In the late 1990s Tasmania continued to produce top level cricketers. Players such as Jamie Cox, Dene Hills, Shaun Young and Michael Di Venuto became stars of the state side, and can all be considered unlucky not to have found a place in the Australian side.

Recent success

The Tigers continue to remain competitive in all forms of the Australian domestic game, and in 2006–07 were successful in claiming their first-ever Sheffield Shield title. Five years later, they won the Shield a second time in 2010–11, and again in 2012–13. The Tigers have also qualified for the final on four other occasions in 1993–94, 1997–98, 2001–02 and 2011–12, but had to settle for second place.

The Tigers have fared better in the Ford Ranger Cup, winning it four times in 1978–79, 2004–05, 2007–08, and in 2009–10. They have also been runners-up twice in 1977–78, and 1986–87. The Tigers were also unlucky to finish as runners-up in the second season of the Australian domestic Twenty20 KFC Twenty20 Big Bash competition in 2006–07.

Tasmania's recent successes at domestic level have been reflected in selection for the Australian national cricket team. Spinner Jason Krejza played two tests on the back of solid performances for the state, but failed to impress at international level. Brett Geeves was selected in the One Day International squad for 2008, and has since gone on to also play in the Indian Premier League. Fast-bowler Ben Hilfenhaus was included in the national squad for the 2007 ICC World Twenty20 and a tour of India, before making his test cricket debut in South Africa in 2009. During the 2009 Ashes series, wicket-keeper Tim Paine was called into the squad as a late replacement for injured reserve wicket-keeper Graham Manou.

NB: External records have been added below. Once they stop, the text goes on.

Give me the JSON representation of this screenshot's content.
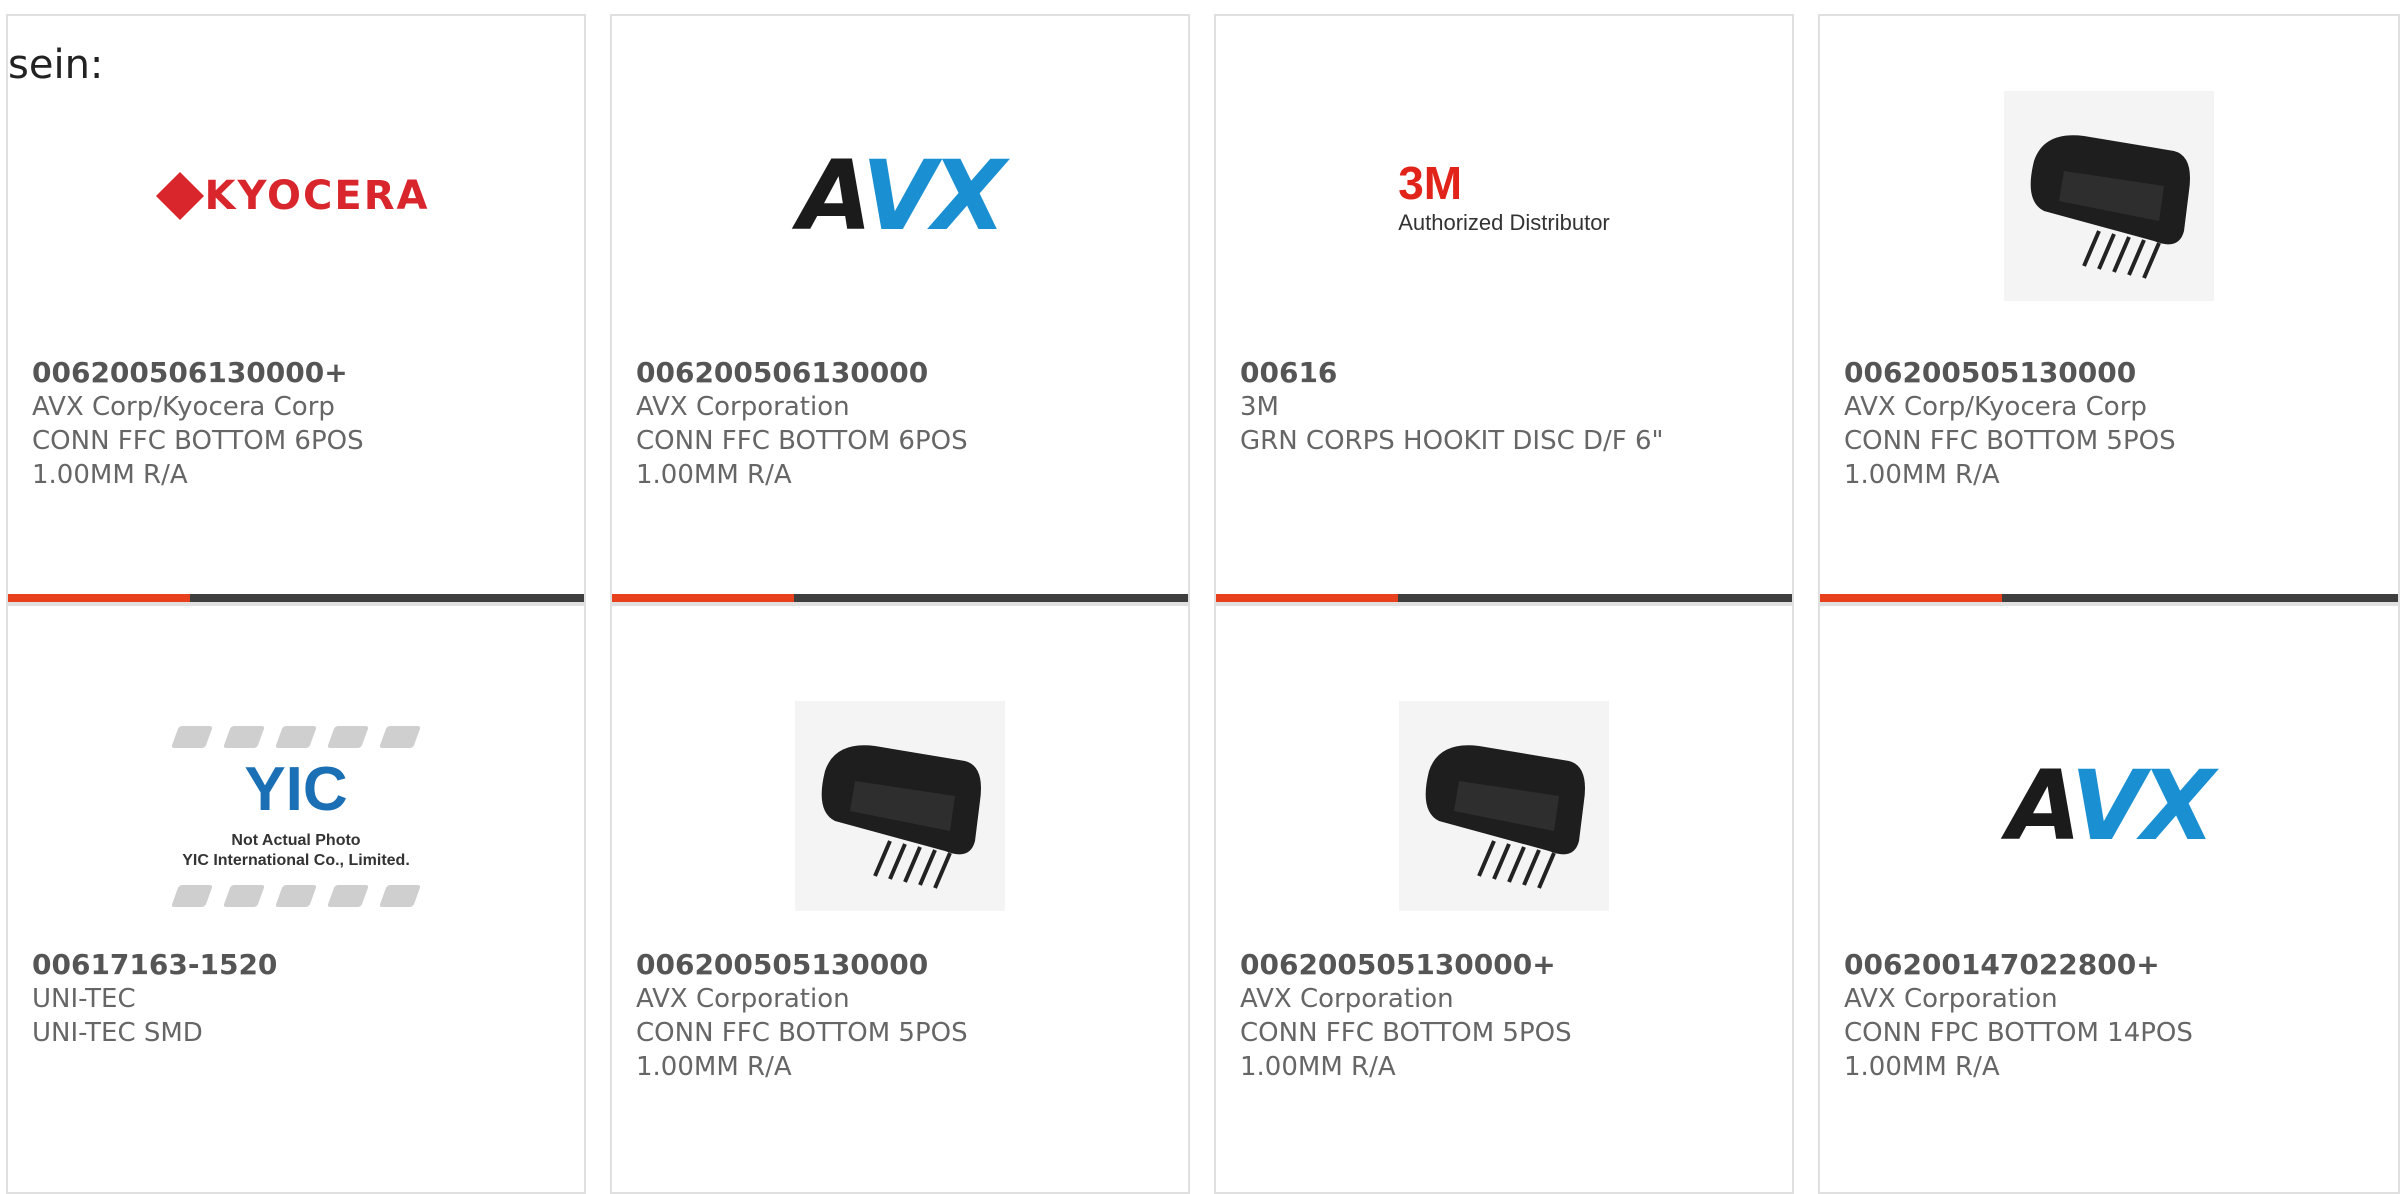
{
  "stray_text": "sein:",
  "products": [
    {
      "part_number": "006200506130000+",
      "manufacturer": "AVX Corp/Kyocera Corp",
      "desc_line1": "CONN FFC BOTTOM 6POS",
      "desc_line2": "1.00MM R/A",
      "image": "kyocera-logo"
    },
    {
      "part_number": "006200506130000",
      "manufacturer": "AVX Corporation",
      "desc_line1": "CONN FFC BOTTOM 6POS",
      "desc_line2": "1.00MM R/A",
      "image": "avx-logo"
    },
    {
      "part_number": "00616",
      "manufacturer": "3M",
      "desc_line1": "GRN CORPS HOOKIT DISC D/F 6\"",
      "desc_line2": "",
      "image": "3m-logo"
    },
    {
      "part_number": "006200505130000",
      "manufacturer": "AVX Corp/Kyocera Corp",
      "desc_line1": "CONN FFC BOTTOM 5POS",
      "desc_line2": "1.00MM R/A",
      "image": "connector-photo"
    },
    {
      "part_number": "00617163-1520",
      "manufacturer": "UNI-TEC",
      "desc_line1": "UNI-TEC SMD",
      "desc_line2": "",
      "image": "yic-placeholder"
    },
    {
      "part_number": "006200505130000",
      "manufacturer": "AVX Corporation",
      "desc_line1": "CONN FFC BOTTOM 5POS",
      "desc_line2": "1.00MM R/A",
      "image": "connector-photo"
    },
    {
      "part_number": "006200505130000+",
      "manufacturer": "AVX Corporation",
      "desc_line1": "CONN FFC BOTTOM 5POS",
      "desc_line2": "1.00MM R/A",
      "image": "connector-photo"
    },
    {
      "part_number": "006200147022800+",
      "manufacturer": "AVX Corporation",
      "desc_line1": "CONN FPC BOTTOM 14POS",
      "desc_line2": "1.00MM R/A",
      "image": "avx-logo"
    }
  ],
  "logos": {
    "kyocera": "KYOCERA",
    "avx_a": "A",
    "avx_vx": "VX",
    "mmm_big": "3M",
    "mmm_small": "Authorized Distributor",
    "yic_logo": "YIC",
    "yic_caption1": "Not Actual Photo",
    "yic_caption2": "YIC International Co., Limited."
  },
  "colors": {
    "accent": "#e8401c",
    "bar": "#3e3e3e",
    "avx_blue": "#1a8fd2",
    "kyocera_red": "#d8262c",
    "mmm_red": "#e2231a"
  }
}
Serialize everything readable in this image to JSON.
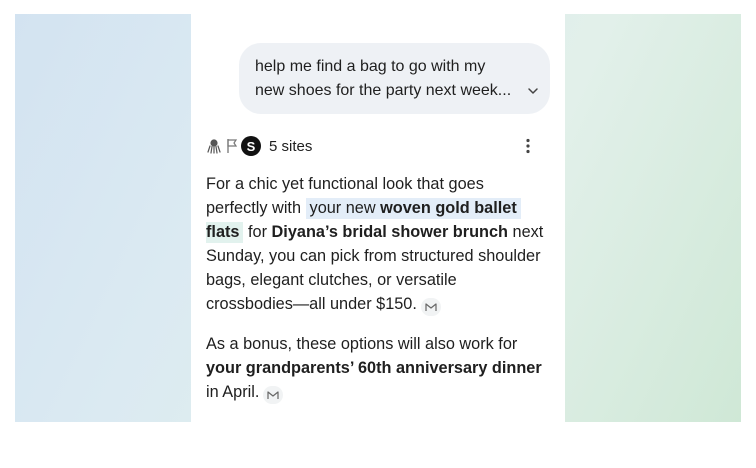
{
  "user_query": {
    "line1": "help me find a bag to go with my",
    "line2": "new shoes for the party next week..."
  },
  "sources": {
    "count_label": "5 sites",
    "icons": [
      "octopus-icon",
      "flag-icon",
      "s-logo-icon"
    ]
  },
  "answer": {
    "p1_l1": "For a chic yet functional look that goes",
    "p1_l2_pre": "perfectly with ",
    "p1_l2_hl": "your new ",
    "p1_l2_hl_bold": "woven gold ballet",
    "p1_l3_hl_bold": "flats",
    "p1_l3_mid": " for ",
    "p1_l3_bold": "Diyana’s bridal shower brunch",
    "p1_l3_post": " next",
    "p1_l4": "Sunday, you can pick from structured shoulder",
    "p1_l5": "bags, elegant clutches, or versatile",
    "p1_l6": "crossbodies—all under $150.",
    "p2_l1": "As a bonus, these options will also work for",
    "p2_l2_bold": "your grandparents’ 60th anniversary dinner",
    "p2_l3": "in April."
  },
  "colors": {
    "background_left": "#d3e3f1",
    "background_right": "#cfe8d6",
    "bubble": "#eef1f5",
    "highlight_blue": "#e3edf8",
    "highlight_green": "#e2f2ee"
  }
}
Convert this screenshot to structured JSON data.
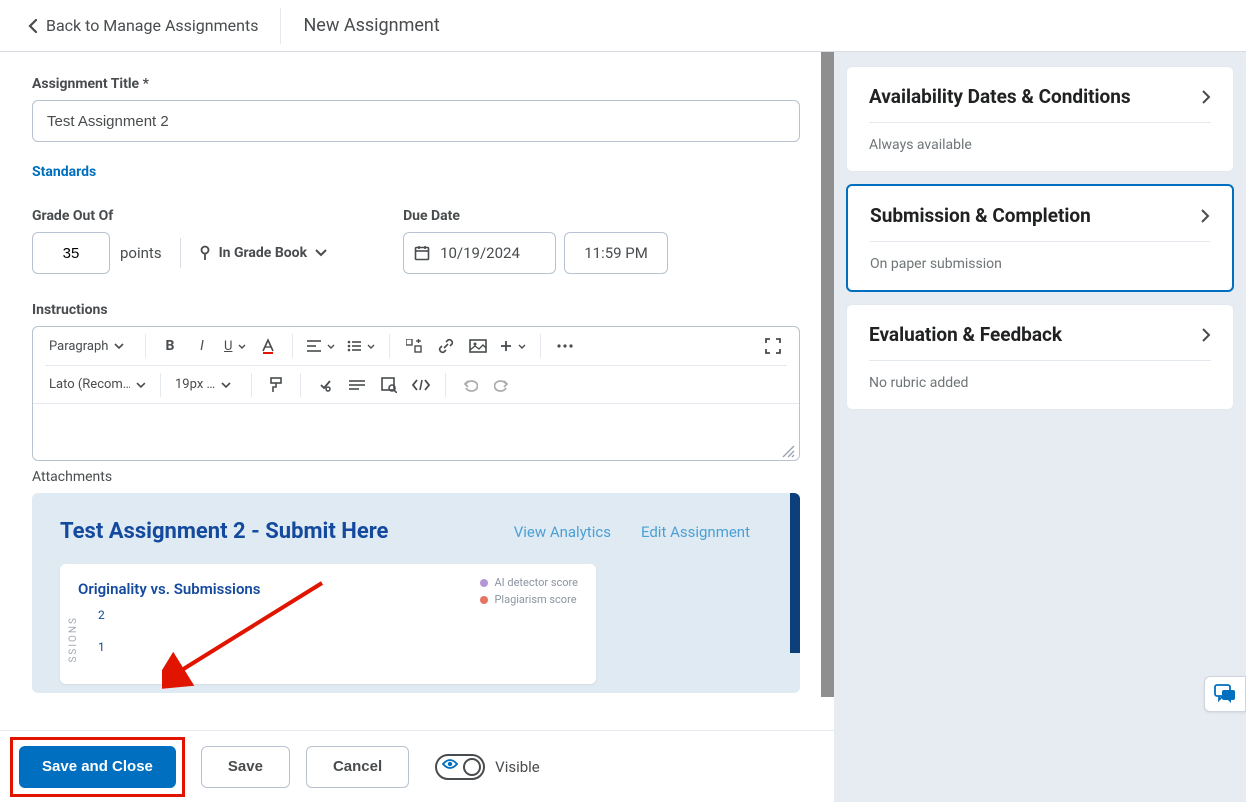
{
  "topbar": {
    "back_label": "Back to Manage Assignments",
    "title": "New Assignment"
  },
  "form": {
    "title_label": "Assignment Title *",
    "title_value": "Test Assignment 2",
    "standards_link": "Standards",
    "grade_label": "Grade Out Of",
    "grade_value": "35",
    "points_unit": "points",
    "gradebook_label": "In Grade Book",
    "due_label": "Due Date",
    "due_date": "10/19/2024",
    "due_time": "11:59 PM",
    "instructions_label": "Instructions",
    "attachments_label": "Attachments"
  },
  "editor": {
    "block_style": "Paragraph",
    "font_family": "Lato (Recom…",
    "font_size": "19px …"
  },
  "attachment": {
    "title": "Test Assignment 2 - Submit Here",
    "view_analytics": "View Analytics",
    "edit_assignment": "Edit Assignment",
    "chart_title": "Originality vs. Submissions",
    "legend_ai": "AI detector score",
    "legend_plag": "Plagiarism score",
    "y_axis_partial": "SSIONS",
    "tick2": "2",
    "tick1": "1"
  },
  "bottombar": {
    "save_close": "Save and Close",
    "save": "Save",
    "cancel": "Cancel",
    "visible": "Visible"
  },
  "panels": {
    "availability": {
      "title": "Availability Dates & Conditions",
      "sub": "Always available"
    },
    "submission": {
      "title": "Submission & Completion",
      "sub": "On paper submission"
    },
    "evaluation": {
      "title": "Evaluation & Feedback",
      "sub": "No rubric added"
    }
  },
  "chart_data": {
    "type": "scatter",
    "title": "Originality vs. Submissions",
    "ylabel": "SUBMISSIONS",
    "y_ticks_visible": [
      1,
      2
    ],
    "series": [
      {
        "name": "AI detector score",
        "color": "#b495d6",
        "values": []
      },
      {
        "name": "Plagiarism score",
        "color": "#e77362",
        "values": []
      }
    ]
  }
}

Cricket Australia encouraged the state sides to recruit a foreign star for the 2009/10 season, in order to boost the appeal of the KFC Twenty20 Big Bash internationally. Tasmania pulled off one of the biggest coups in this recruitment programme, when they signed Sri Lankan star Lasith Malinga. Disappointingly for the Tigers, Malinga was forced to withdraw due to a change in international commitments for the Sri Lankan side. On 16 November 2009, Cricket Tasmania announced that Dimitri Mascarenhas would replace Malinga as Tasmania's overseas player for the 2009/10 KFC Twenty20 Big Bash. However Rana Naved-Ul-Hasan played instead of Mascarenhas. Ul-Hasan also played the following season of the Big Bash.